We begin by examining the ways in which early travelers and missionaries considered the religions of other peoples across the globe, paying close attention to the categories and approaches they employed.  We then look at some of the foundational figures in the field and how they have defined their object of study from sociological, psychological, phenomenological, and anthropological perspectives.  Finally, we turn to major critiques of the field that have been levied from both within and outside Religious Studies in the past forty years, and think about how those of us engaged in this field might respond to those critiques.  By taking this historical approach, students gain entry into the major promises and perils of the field, and are able to confidently stake their own claim in it.  

A Modern Temple for a Modern City: Reforming Kālīghāṭ and Kolkata [under contract with Oxford University Press]. 

Journal Articles:   
“Kālīghāṭ and the Fashioning of Middle Class Modernities,” International Journal of Hindu Studies [forthcoming]. 

Encyclopedia Entries: 
“Middle Class Hinduism” Encyclopedia of Indian Religions: Hinduism and Tribal Religions.  Ed: Arvind Sharma, Springer [forthcoming]. 
Book Reviews: 
“Review of Scott, Spiritual Despots: Modern Hinduism and the Genealogies of Self-rule,” Religion, April 13 2017,


Annual Meeting of the American Academy of Religion in San Antonio, Texas
"Hindu Spirituality for the Moral and Mobile"
November 2016

The Rufus Monroe & Sofie Hoegaard Paine Lecture Series
"Modernizing a Hindu Temple: Kālīghāṭ in Colonial and Contemporary Calcutta"
October 2016


Annual Meeting of the American Academy of Religion in Atlanta, Georgia
 "Kolkata, City of Temples?"
 November 2015

Annual Conference on South Asia in Madison, Wisconsin
 "Managing God's Money:  Brahmins, Civil Society, and the 'Public' in Twentieth-Century Bengal"
 October 2015

Religion in South Asia Conference, Missouri State University, Springfield, MO
 Re-Presenting Hinduism in Urban India:  Cleaning Up Kālīghāṭ Temple
 March 2015

Animal Sacrifice on Trial:  Cases from South Asia"  Workshop at the Centre national de la recherche scientifique in Paris, France
 "Blood, Power, and Public Interest at a Hindu Temple in Kolkata"
 June 2015


American Academy of Religion in San Diego, California
 “Cleaning up Kālīghāṭ: Class Contestations of the Temple Space”
 November 2014

Annual Conference on South Asia in Madison, Wisconsin
 “Tracking Wealth and Patronage at Kālīghāṭ Temple”
 October 2014

 Educators for Teaching India Conference at Harvard University
 “Doting Wives and Ferocious Mothers: The Divine Feminine and Her Power in Hinduism”
 April 2014
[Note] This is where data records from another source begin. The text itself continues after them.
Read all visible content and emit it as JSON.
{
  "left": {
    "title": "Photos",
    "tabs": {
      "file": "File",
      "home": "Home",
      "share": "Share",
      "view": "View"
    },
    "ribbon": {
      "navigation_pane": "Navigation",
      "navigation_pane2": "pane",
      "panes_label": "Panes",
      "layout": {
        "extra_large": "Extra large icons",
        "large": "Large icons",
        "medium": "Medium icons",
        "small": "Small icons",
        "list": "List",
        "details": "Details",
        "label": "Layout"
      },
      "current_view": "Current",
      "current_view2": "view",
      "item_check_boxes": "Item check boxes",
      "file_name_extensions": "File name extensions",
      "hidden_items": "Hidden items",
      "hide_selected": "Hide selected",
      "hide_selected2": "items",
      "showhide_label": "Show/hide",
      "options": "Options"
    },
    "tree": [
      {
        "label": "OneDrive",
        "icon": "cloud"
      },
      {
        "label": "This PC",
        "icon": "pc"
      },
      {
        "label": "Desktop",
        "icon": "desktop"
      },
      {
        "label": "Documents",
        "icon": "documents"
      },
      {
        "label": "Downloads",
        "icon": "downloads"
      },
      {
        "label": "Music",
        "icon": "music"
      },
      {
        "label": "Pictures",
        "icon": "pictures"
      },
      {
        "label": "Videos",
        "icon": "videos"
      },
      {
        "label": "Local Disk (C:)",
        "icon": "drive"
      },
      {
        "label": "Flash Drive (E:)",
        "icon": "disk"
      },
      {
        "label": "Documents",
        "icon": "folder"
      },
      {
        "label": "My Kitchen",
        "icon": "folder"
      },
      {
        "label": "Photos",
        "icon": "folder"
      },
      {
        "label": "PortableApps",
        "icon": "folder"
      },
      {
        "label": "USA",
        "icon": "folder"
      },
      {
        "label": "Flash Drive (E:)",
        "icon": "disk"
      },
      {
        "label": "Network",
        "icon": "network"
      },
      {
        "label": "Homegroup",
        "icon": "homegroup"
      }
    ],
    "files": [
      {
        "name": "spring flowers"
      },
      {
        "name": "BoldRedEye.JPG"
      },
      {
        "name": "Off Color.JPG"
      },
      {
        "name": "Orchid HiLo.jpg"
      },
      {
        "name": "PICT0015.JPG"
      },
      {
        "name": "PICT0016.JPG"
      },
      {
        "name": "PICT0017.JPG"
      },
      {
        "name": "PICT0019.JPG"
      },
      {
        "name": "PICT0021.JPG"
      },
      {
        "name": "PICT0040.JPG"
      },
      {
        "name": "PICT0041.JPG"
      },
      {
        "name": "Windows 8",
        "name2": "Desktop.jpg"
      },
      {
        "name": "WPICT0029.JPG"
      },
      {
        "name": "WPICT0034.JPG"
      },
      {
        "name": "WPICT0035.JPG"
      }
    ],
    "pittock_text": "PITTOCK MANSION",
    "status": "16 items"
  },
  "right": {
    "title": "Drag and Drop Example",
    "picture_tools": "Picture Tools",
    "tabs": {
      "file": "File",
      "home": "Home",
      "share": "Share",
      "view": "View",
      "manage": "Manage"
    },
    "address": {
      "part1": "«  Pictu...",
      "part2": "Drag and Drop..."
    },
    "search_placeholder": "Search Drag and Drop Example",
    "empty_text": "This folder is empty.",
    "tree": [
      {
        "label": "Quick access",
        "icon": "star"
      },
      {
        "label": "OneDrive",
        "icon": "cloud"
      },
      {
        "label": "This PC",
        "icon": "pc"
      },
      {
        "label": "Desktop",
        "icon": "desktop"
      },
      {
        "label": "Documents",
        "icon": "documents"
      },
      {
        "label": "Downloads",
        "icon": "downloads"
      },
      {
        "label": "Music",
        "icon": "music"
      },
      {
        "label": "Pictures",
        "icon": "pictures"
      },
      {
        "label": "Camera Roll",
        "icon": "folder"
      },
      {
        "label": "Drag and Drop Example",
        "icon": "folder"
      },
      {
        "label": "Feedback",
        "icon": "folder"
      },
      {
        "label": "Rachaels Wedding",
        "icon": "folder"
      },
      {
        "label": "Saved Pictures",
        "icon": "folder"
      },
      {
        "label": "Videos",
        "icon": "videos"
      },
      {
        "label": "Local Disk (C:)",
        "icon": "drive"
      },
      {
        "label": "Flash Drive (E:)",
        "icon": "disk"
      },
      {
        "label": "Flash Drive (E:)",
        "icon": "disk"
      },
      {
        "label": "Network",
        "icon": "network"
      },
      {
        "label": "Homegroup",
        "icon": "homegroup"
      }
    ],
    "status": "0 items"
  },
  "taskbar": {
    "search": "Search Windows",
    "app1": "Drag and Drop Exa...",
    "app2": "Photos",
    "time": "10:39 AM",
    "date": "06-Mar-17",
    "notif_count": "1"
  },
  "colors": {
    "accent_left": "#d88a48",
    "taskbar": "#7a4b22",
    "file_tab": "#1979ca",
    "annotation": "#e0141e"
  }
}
Hindu Studies Colloquium, Center for the Study of World Religions at Harvard Divinity School
 “Kālīghāṭ Temple: Discursive Productions of an Ambivalent Antiquity”
 October 2013
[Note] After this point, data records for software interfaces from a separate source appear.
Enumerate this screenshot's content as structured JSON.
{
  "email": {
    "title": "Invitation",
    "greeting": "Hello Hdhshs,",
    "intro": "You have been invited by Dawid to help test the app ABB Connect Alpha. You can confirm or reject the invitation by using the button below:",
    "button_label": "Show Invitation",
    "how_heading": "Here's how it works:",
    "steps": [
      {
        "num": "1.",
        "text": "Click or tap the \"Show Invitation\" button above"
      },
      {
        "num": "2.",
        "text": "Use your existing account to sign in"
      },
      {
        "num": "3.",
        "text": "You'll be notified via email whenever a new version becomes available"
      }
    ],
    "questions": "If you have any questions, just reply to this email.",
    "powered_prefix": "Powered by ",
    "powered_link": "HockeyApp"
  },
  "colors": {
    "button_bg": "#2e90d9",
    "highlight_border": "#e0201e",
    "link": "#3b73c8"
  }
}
 International Students' Conference, Centre for Historical Studies at Jawaharlal Nehru University, Delhi
 “A City Contested: British and Bengali Versions of Calcutta's History”
 April 2012

 Iconic Faculty Series at Globsyn Business School, Kolkata
 “Corporate Governance of a Religious Institution”
 March 2012

 Fulbright-Nehru Conference, Kochi
 “God's Representatives on Trial: The Case of Kālīghāṭ”
 March 2012

 Society for Preservation, Kolkata
 “A Temple and its City: Kālīghāṭ's Place in Conceptualizations of Calcutta”
 February 2012

Member of the OU Asian Studies Committee

Co-faculty advisor, RELS Student Journal

Member of the Asia Regional (Study Abroad) Committee, OU

Reviewer, Journal of South Asian Studies
 January 2015

Search Committee, New Testament/Early Christianity RELS faculty search
 Fall 2014/Spring 2015

Search Committee, Buddhist Studies RELS faculty search
 Fall 2015/Spring 2016